[Rushdoony] Yes.

[Voice] And I think that is the problem in modern culture.

[Murray] Well, one of... you know, people in the 60s and 70s parents couldn’t understand why their kids didn’t want to come home. It wasn’t a nice place to be. They weren’t welcome.

[Rushdoony] It wasn’t.

[Murray] And they were conditioned in that from the time they were babies.

[Voice] Yes.

[Murray] So as soon as they had the mobility, you know, kids that want a car at 16 years old or as soon as they can get a driver’s license. They wanted to get out. They want to go somewhere else.

[Rushdoony] That is a very important point, Douglas. I know back in the 20s and 30s nobody had that feeling. Everybody stayed at home. They enjoyed one another. It was a totally different world.

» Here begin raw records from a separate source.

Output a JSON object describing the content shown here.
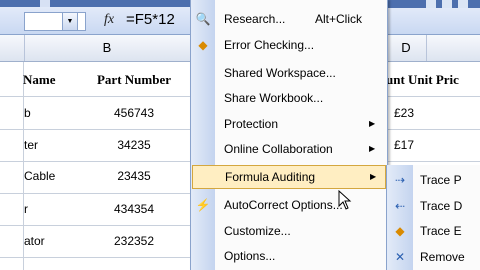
{
  "formula_bar": {
    "fx": "fx",
    "formula": "=F5*12"
  },
  "columns": [
    "B",
    "D"
  ],
  "sheet": {
    "header_name": "Name",
    "header_part": "Part Number",
    "header_price": "unt Unit Pric",
    "rows": [
      {
        "name": "b",
        "part": "456743",
        "price": "£23"
      },
      {
        "name": "ter",
        "part": "34235",
        "price": "£17"
      },
      {
        "name": "Cable",
        "part": "23435",
        "price": ""
      },
      {
        "name": "r",
        "part": "434354",
        "price": ""
      },
      {
        "name": "ator",
        "part": "232352",
        "price": ""
      }
    ]
  },
  "menu": {
    "items": [
      {
        "label": "Research...",
        "shortcut": "Alt+Click",
        "icon": "research-icon"
      },
      {
        "label": "Error Checking...",
        "icon": "error-checking-icon"
      },
      {
        "label": "Shared Workspace..."
      },
      {
        "label": "Share Workbook..."
      },
      {
        "label": "Protection",
        "submenu": true
      },
      {
        "label": "Online Collaboration",
        "submenu": true
      },
      {
        "label": "Formula Auditing",
        "submenu": true,
        "highlighted": true
      },
      {
        "label": "AutoCorrect Options...",
        "icon": "autocorrect-icon"
      },
      {
        "label": "Customize..."
      },
      {
        "label": "Options..."
      }
    ]
  },
  "submenu": {
    "items": [
      {
        "label": "Trace P",
        "icon": "trace-precedents-icon"
      },
      {
        "label": "Trace D",
        "icon": "trace-dependents-icon"
      },
      {
        "label": "Trace E",
        "icon": "trace-error-icon"
      },
      {
        "label": "Remove",
        "icon": "remove-arrows-icon"
      }
    ]
  },
  "colors": {
    "menu_highlight": "#ffeec2",
    "menu_highlight_border": "#d4a73f",
    "toolbar_blue": "#4d6fae"
  }
}
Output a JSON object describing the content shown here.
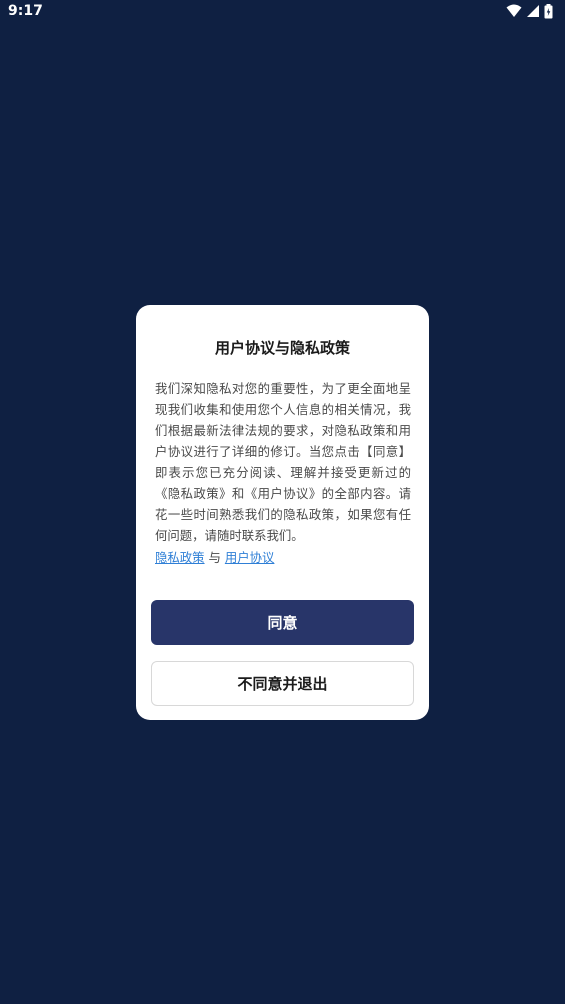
{
  "status_bar": {
    "time": "9:17",
    "icons": [
      "wifi-icon",
      "signal-icon",
      "battery-icon"
    ]
  },
  "dialog": {
    "title": "用户协议与隐私政策",
    "body": "我们深知隐私对您的重要性，为了更全面地呈现我们收集和使用您个人信息的相关情况，我们根据最新法律法规的要求，对隐私政策和用户协议进行了详细的修订。当您点击【同意】即表示您已充分阅读、理解并接受更新过的《隐私政策》和《用户协议》的全部内容。请花一些时间熟悉我们的隐私政策，如果您有任何问题，请随时联系我们。",
    "privacy_link": "隐私政策",
    "connector": "与",
    "terms_link": "用户协议",
    "agree_button": "同意",
    "disagree_button": "不同意并退出"
  },
  "colors": {
    "background": "#0f2042",
    "primary_button": "#283569",
    "link": "#2f7fd6"
  }
}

[Murray] Well, you know, and the ... the ... the fallout from an antiseptic housekeeper, whether it is man or woman where you create a place that you don't feel comfortable. I mean, a house is supposed to be your refuge from the...

[Voice] That is right.

[Murray] ... you know, difficulties that you face outside the home earning a living or whatever you have to contend with. And if you can’t feel comfortable in your own home as a refuge at least for a few hours a day...

[Rushdoony] Yes.

[Murray] Then what good is it? It is a reason a lot of people don't come home.

[Voice] That is right. [00:54:08]

[Murray] They... they will go, you know, like you have these movies or these situation comedies on television like Cheers where people find an artificial environment.

[Voice] Right.

[Murray] ... it is a local tavern or a bar and the... the bar patrons are their family members.

[Rushdoony] Yes.

[Murray] ...a surrogate family and the... the bar room is a surrogate home and they spend all of their time there.

[Rushdoony] Yes.

[Murray] And people wonder, well, you know, why is that? Well, they don’t either don’t have a home to go to or they don’t have a home where they... they feel comfortable, where they feel wanted or needed or ... or feel at ease.

[Voice] That is right.

[Rushdoony] Yes. I recall in the 30s, early 30s, there was a movie that ... can’t name the actor and actress. They were very good, excellent comedians. And the woman was a nag and made the place difficult to live in. And the man would periodically pick up his newspaper and head for the bathroom and she would knock on the door. “Are you having trouble again, dear?”

Or he would pick up his hat and go out the front door. And at the time that was regarded as very funny. I remember how people roared over that film. And they thought it was rather exaggerated, but that there were no doubt people like that. And now everybody is out of the home.

[Voice] That is right.

[Rushdoony] Well, our time is about up. Thank you all for listening and God bless you.